This book takes place in a historically different version of the United States. Instead of it being one landmass the United States is actually a collection of autonomous islands that are loosely bound together and are called the United Isles. The thing that binds these islands together is an enemy located at the center of them all in a place called Nebrask. The enemy is a bunch of wild chalk figures called chalklings. There are people trained in the Rithmatics (the combination of geometry and chalk drawings) called rithmatists. They were called to the position in a ritual at age 8 and are taught special courses at prestigious schools.

It is at one such school that we meet the main protagonist. Joel is not from a wealthy family and he was not chosen to be a rithmatist, but he finds himself fascinated with it all the same. He finds that he understands the principles behind geometry much better that the actual rithmatic students, but sadly his work has no power. As he goes about his life he finds himself heavily involved in trying to solve an investigation involving kidnapped rithmatist students.

As the book continues the stakes continue to rise, friendships are made, lost things are discovered and new geometrical secrets are revealed. I really enjoyed this book. I finished it in an afternoon because I couldn't find the will to put the book down. I would recommend this book to anyone that likes unique magic systems, young adult fantasy or "gearpunk" enthusiasts. I am quite looking forward to the next installment in this series and I do regret that it is something I have to wait for, but I guess patience is something worth developing.

Rating: 4.5/5 Stars  

Monday, June 2, 2014

Jade Sky by Patrick Freivald

I received this book from LibraryThing. When I first read the description of the book I felt like I knew what type of book it was going to be. The blurb mentioned that the main character, Matt Rowley, was a commando for the International Council on Augmented Phenomena and that he hunted down superhuman monsters with his own augmented abilities. In my mind I thought that meant that this book was going to be a cross between Monster Hunter International and the Dresden Files. I love those series so I figured I would love this as well.

As I started reading I found out that it wasn't going to be anything like those series, but that this wasn't a bad thing. Patrick Freivald was giving us something new. Imagine you are in a world that has the ability to augment humans. They can make them super strong, super-fast, give them the ability to regenerate and in some cases even see a few seconds in the future. There is a catch, however. If you augment yourself too much you will end up succumbing to the whispers in your mind and "bonking out". You end up killing anything else that is near. The more you augment the louder and stronger the whispering gets. With people augmenting themselves the government decided they needed a group of their own to handle these creatures, and so ICAP was born.

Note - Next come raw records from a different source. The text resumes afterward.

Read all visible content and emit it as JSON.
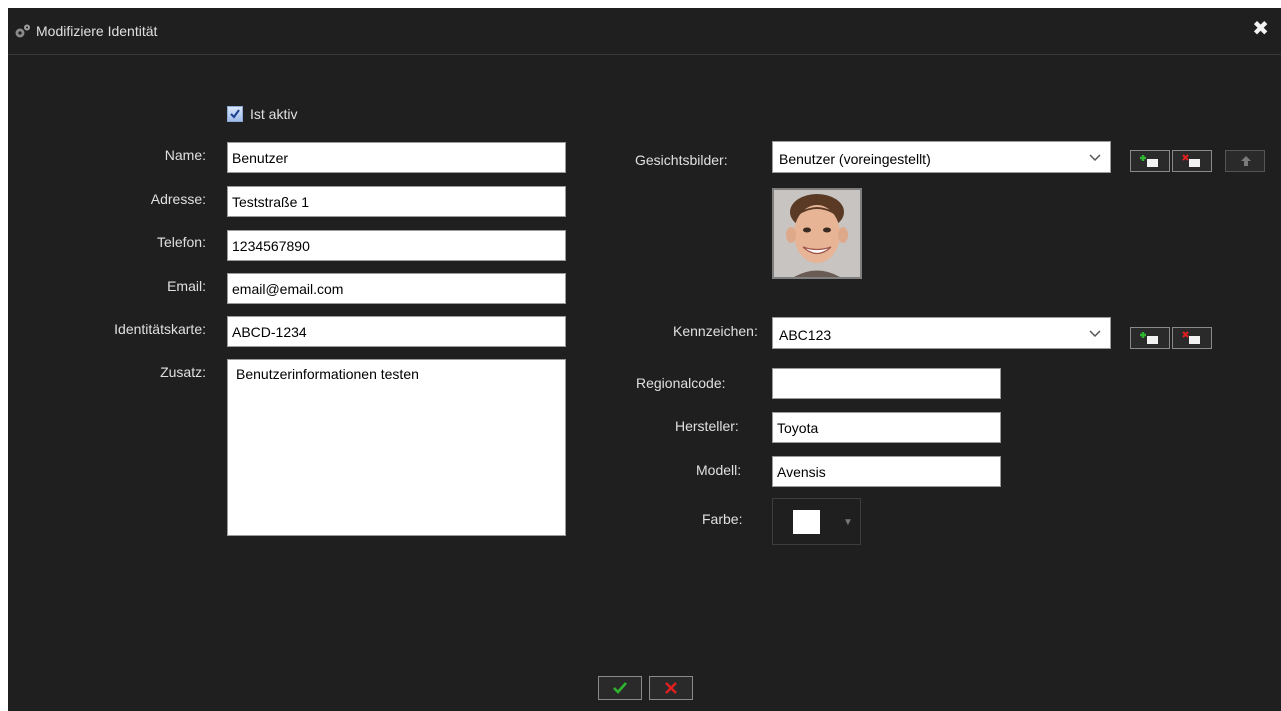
{
  "window": {
    "title": "Modifiziere Identität",
    "close_icon": "close-icon"
  },
  "form": {
    "active_label": "Ist aktiv",
    "active_checked": true,
    "name_label": "Name:",
    "name_value": "Benutzer",
    "address_label": "Adresse:",
    "address_value": "Teststraße 1",
    "phone_label": "Telefon:",
    "phone_value": "1234567890",
    "email_label": "Email:",
    "email_value": "email@email.com",
    "idcard_label": "Identitätskarte:",
    "idcard_value": "ABCD-1234",
    "extra_label": "Zusatz:",
    "extra_value": "Benutzerinformationen testen"
  },
  "faces": {
    "label": "Gesichtsbilder:",
    "selected": "Benutzer (voreingestellt)",
    "add_icon": "add-image-icon",
    "remove_icon": "remove-image-icon",
    "upload_icon": "upload-arrow-icon"
  },
  "plate": {
    "label": "Kennzeichen:",
    "selected": "ABC123",
    "region_label": "Regionalcode:",
    "region_value": "",
    "maker_label": "Hersteller:",
    "maker_value": "Toyota",
    "model_label": "Modell:",
    "model_value": "Avensis",
    "color_label": "Farbe:",
    "color_value": "#ffffff"
  },
  "footer": {
    "ok_icon": "checkmark-icon",
    "cancel_icon": "cancel-x-icon"
  },
  "colors": {
    "background": "#1f1f1f",
    "ok_green": "#2fb52f",
    "cancel_red": "#e02020"
  }
}
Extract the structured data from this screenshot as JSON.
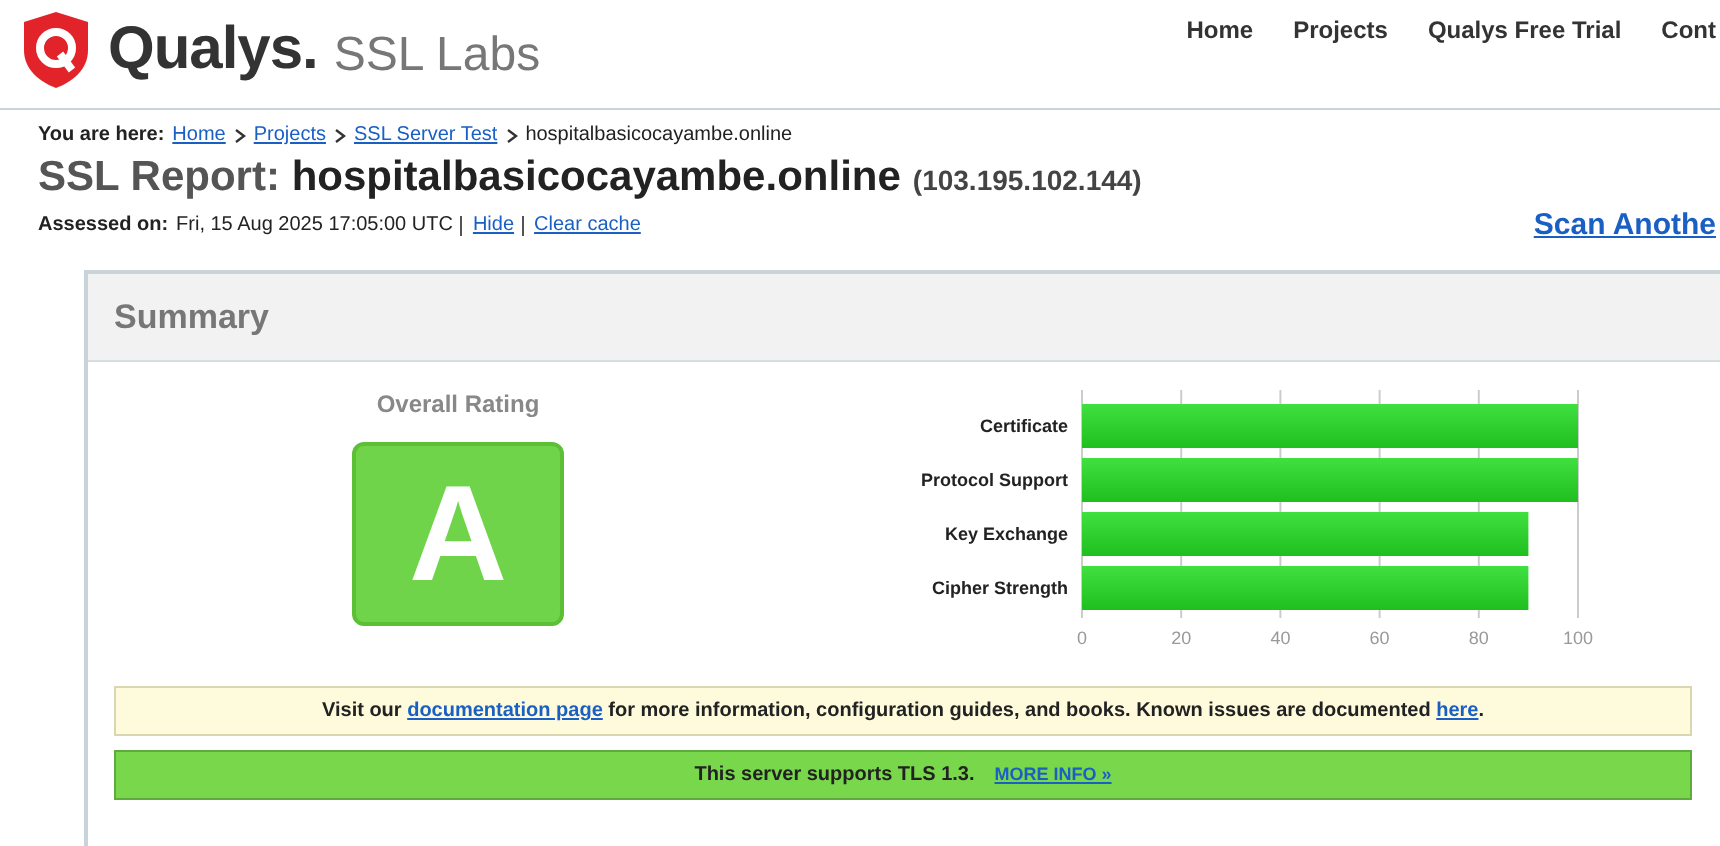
{
  "header": {
    "brand": "Qualys.",
    "product": "SSL Labs",
    "nav": [
      {
        "label": "Home"
      },
      {
        "label": "Projects"
      },
      {
        "label": "Qualys Free Trial"
      },
      {
        "label": "Cont"
      }
    ]
  },
  "breadcrumb": {
    "label": "You are here:",
    "items": [
      {
        "text": "Home",
        "kind": "link"
      },
      {
        "text": "Projects",
        "kind": "link"
      },
      {
        "text": "SSL Server Test",
        "kind": "link"
      },
      {
        "text": "hospitalbasicocayambe.online",
        "kind": "text"
      }
    ]
  },
  "report": {
    "title_prefix": "SSL Report:",
    "host": "hospitalbasicocayambe.online",
    "ip": "(103.195.102.144)",
    "assessed_label": "Assessed on:",
    "assessed_date": "Fri, 15 Aug 2025 17:05:00 UTC",
    "actions": [
      {
        "text": "Hide"
      },
      {
        "text": "Clear cache"
      }
    ],
    "scan_another": "Scan Anothe"
  },
  "summary": {
    "title": "Summary",
    "rating_label": "Overall Rating",
    "grade": "A",
    "chart_data": {
      "type": "bar",
      "orientation": "horizontal",
      "categories": [
        "Certificate",
        "Protocol Support",
        "Key Exchange",
        "Cipher Strength"
      ],
      "series": [
        {
          "color": "#1fbf1f",
          "values": [
            100,
            100,
            90,
            90
          ]
        }
      ],
      "grid": true,
      "xlim": [
        0,
        100
      ],
      "xticks": [
        0,
        20,
        40,
        60,
        80,
        100
      ]
    },
    "notice": [
      {
        "kind": "text",
        "text": "Visit our "
      },
      {
        "kind": "link",
        "text": "documentation page"
      },
      {
        "kind": "text",
        "text": " for more information, configuration guides, and books. Known issues are documented "
      },
      {
        "kind": "link",
        "text": "here"
      },
      {
        "kind": "text",
        "text": "."
      }
    ],
    "tls": {
      "text": "This server supports TLS 1.3.",
      "link": "MORE INFO »"
    }
  }
}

In this book you follow Matt on a journey as he seeks answers to what has been done to him and whether what he has believed from the beginning is true. This book is full of furious, fast and blood drenched fighting. The story is fast paced and the main character is likable and is someone to whom you can relate (Even though he can reattach a limb that has been hacked off). The book takes you places you do not expect and dives into some esoteric religious topics. If you are looking for a fast read (the book is only 236 pages) that has a lot of action and some religion and magic thrown in then this is the book for you.

Rating 4.25/5 Stars